Saturday , December 1 , 2012
Since 1st March, 1999
CIMA Gallary

HIV hub shifts east

New Delhi, Nov. 30: Bihar is among 10 states mainly in eastern and northern India that now account for over half of all new HIV infections among adults and may require stronger control efforts, a Union health ministry agency said today.

The National AIDS Control Organisation (NACO), releasing its latest surveillance report, said Bihar, Bengal, Chhattisgarh, Jharkhand, Odisha and Gujarat, Punjab, Rajasthan, Uttar Pradesh and Uttarakhand are low prevalence states that now make up 57 per cent of new HIV infections in India.

The report highlights a 57 per cent reduction in new HIV infections over the last decade, but the decline has significantly slowed over the past five years — the estimated number of new HIV infections in adults reduced from about 274,000 in 2000 to 123,000 in 2007 to 116,000 in 2011.

The number of new infections in Assam, Chhattisgarh, Jharkhand, Meghalaya, Odisha and Sikkim has steadily increased over the past decade, according to the report. (See chart)

Health workers tracking HIV trends in India say the rising figures show growth of infections in states that have traditionally been considered areas of low HIV prevalence.

These estimates generate evidence for where the AIDS control programme would need to “focus ahead”, Sayan Chatterjee, the director-general of the NACO said in a message released with the report.

NACO said India’s overall HIV prevalence has declined steadily from 0.41 per cent to 0.35 per cent in 2006, and 0.27 per cent in 2011.

Health officials attribute this decline to a slew of prevention and control activities — from educational campaigns for students, truck drivers, and commercial sex workers to the distribution of free condoms and improved facilities to treat sexually transmitted diseases.

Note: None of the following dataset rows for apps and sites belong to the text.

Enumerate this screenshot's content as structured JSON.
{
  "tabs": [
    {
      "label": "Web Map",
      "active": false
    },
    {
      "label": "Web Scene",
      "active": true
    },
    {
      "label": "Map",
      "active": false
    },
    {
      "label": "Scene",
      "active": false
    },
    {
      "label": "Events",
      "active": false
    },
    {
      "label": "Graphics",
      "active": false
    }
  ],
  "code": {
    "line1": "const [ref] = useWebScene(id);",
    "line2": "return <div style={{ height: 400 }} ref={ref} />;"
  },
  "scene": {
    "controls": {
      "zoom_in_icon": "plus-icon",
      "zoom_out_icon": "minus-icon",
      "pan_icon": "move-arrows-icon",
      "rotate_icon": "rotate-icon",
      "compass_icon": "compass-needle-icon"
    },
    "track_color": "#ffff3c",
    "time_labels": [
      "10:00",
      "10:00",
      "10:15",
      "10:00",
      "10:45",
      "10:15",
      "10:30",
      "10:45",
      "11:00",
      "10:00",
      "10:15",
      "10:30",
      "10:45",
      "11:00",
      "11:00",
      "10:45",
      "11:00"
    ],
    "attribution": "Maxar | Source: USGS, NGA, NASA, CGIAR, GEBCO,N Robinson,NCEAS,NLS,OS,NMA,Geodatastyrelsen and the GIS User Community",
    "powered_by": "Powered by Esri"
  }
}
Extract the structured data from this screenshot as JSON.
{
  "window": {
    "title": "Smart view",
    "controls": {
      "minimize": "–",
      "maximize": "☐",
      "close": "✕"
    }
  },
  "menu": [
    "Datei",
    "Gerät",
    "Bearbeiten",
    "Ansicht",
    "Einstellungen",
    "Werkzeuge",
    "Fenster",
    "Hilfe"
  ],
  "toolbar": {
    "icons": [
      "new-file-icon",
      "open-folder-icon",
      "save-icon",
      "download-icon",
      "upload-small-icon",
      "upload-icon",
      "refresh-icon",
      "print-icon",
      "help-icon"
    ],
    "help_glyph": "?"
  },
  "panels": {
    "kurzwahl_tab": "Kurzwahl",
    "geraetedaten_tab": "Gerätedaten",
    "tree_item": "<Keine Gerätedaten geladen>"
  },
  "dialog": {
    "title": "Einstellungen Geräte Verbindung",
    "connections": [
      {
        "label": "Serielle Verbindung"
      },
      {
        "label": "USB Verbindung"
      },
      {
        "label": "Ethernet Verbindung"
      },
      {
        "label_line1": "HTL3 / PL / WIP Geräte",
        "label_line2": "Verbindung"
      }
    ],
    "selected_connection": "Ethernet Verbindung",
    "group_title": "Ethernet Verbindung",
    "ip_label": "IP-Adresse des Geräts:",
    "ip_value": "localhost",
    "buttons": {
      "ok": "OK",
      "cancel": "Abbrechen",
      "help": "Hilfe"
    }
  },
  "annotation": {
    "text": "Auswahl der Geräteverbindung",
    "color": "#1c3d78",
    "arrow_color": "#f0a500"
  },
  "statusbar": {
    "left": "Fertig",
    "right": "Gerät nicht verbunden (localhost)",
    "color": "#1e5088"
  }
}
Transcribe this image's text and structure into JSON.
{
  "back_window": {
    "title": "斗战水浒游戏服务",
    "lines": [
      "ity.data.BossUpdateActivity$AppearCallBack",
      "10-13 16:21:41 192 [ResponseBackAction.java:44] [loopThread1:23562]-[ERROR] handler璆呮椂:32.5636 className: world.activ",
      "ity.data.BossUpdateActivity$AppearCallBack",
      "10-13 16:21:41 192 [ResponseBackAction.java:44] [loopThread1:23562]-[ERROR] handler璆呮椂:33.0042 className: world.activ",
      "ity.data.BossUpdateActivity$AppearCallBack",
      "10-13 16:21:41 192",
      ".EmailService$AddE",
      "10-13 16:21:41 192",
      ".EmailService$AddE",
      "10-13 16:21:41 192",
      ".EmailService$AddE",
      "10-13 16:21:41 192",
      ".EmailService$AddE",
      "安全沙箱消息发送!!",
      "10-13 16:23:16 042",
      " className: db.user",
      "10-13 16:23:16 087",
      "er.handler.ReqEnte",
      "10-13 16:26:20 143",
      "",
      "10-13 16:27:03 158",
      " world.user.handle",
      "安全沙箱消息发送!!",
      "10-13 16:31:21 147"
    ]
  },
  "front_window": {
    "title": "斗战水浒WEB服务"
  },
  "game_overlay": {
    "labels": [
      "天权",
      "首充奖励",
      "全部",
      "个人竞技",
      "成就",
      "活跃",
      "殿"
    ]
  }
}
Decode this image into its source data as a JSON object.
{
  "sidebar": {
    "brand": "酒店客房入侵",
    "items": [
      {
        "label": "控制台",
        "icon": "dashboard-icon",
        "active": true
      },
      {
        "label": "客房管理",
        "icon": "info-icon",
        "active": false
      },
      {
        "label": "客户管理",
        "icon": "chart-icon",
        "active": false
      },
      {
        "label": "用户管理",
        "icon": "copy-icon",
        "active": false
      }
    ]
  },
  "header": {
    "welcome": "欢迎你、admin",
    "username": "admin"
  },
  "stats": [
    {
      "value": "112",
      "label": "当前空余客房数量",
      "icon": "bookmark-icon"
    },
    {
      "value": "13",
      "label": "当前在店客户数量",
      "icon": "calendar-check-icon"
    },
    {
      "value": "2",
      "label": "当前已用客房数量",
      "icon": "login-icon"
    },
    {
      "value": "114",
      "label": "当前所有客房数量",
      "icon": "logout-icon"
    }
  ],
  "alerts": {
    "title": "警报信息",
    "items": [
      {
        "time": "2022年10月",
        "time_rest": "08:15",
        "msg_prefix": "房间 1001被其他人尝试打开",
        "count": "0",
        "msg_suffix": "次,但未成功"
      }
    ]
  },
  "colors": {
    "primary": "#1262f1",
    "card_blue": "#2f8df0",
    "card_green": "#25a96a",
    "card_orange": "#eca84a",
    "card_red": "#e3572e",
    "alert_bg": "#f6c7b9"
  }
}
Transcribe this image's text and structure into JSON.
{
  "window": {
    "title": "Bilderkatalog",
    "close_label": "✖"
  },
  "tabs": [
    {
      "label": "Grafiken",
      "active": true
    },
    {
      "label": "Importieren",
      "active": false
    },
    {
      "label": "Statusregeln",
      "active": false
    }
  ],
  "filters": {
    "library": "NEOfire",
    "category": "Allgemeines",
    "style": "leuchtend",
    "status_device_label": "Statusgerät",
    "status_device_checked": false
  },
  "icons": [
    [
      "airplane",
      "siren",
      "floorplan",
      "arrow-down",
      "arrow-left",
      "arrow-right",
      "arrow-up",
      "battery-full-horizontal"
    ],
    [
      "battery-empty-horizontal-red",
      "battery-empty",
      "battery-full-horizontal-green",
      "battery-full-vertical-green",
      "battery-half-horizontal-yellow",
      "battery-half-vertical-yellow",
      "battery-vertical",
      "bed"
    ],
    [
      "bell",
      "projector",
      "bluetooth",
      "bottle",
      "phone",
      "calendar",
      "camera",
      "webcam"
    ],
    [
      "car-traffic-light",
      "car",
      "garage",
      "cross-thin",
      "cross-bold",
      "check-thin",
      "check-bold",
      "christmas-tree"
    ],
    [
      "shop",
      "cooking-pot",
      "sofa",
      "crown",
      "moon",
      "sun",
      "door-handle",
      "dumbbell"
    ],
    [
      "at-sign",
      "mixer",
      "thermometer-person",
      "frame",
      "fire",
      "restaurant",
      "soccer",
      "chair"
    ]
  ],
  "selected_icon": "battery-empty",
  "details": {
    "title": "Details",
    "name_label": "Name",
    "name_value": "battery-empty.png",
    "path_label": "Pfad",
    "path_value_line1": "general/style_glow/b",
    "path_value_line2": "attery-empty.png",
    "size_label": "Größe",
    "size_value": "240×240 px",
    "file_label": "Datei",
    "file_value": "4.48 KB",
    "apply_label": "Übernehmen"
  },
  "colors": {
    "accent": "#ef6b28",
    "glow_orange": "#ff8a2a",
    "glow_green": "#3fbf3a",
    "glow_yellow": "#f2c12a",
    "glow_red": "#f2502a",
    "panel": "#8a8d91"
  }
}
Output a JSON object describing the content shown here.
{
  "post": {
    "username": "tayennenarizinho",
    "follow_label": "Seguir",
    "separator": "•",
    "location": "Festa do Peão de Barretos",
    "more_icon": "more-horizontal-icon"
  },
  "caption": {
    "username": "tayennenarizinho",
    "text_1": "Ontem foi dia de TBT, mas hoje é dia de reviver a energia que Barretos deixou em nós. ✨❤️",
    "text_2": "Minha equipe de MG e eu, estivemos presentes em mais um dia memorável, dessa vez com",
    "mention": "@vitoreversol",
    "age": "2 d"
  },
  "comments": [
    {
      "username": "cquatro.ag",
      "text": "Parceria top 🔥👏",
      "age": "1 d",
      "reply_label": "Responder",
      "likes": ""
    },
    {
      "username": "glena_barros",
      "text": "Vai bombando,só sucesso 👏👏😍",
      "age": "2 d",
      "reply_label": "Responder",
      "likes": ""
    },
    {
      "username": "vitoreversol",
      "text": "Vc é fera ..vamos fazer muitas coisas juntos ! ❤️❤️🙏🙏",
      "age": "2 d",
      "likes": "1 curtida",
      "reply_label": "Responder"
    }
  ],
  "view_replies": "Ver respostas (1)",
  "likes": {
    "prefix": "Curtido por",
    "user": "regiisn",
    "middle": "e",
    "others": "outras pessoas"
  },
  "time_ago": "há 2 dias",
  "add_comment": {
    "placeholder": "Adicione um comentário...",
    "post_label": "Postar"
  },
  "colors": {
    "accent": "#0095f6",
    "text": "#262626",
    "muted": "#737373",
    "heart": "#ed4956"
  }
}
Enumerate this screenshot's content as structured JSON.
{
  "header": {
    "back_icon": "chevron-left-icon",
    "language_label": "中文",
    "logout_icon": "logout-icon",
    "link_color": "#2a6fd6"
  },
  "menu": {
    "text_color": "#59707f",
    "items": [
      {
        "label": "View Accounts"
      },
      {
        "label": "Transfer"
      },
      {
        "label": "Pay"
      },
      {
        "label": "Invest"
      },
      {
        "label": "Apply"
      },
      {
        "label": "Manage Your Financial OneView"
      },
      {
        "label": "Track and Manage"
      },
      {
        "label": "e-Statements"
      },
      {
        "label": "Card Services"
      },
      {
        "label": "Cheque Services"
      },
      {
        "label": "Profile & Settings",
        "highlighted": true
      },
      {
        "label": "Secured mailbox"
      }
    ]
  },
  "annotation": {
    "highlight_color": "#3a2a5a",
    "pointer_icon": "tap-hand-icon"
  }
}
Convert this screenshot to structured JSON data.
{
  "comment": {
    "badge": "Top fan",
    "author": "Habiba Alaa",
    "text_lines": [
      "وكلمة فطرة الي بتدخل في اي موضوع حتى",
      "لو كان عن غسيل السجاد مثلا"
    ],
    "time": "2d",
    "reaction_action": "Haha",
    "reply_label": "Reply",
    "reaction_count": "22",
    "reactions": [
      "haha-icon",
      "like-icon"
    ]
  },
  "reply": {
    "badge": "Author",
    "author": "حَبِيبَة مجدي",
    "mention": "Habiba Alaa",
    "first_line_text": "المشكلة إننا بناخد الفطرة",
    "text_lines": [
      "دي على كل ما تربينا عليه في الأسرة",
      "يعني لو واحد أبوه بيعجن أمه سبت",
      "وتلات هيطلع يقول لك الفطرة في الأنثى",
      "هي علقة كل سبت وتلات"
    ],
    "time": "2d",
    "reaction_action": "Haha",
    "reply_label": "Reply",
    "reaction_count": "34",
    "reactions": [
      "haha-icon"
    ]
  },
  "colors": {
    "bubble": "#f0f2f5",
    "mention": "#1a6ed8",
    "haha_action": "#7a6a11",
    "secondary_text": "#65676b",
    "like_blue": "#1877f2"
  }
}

But officials say the increase in new infections in what were long viewed as low-prevalence states highlights the need for “stronger interventions” aimed at curbing the spread of HIV.

NACO said movement of migrant workers from urban centres to rural areas might explain the increase.

The detection of HIV infections among pregnant women with migrant spouses points to the possible role of “migration”, NACO said in its report.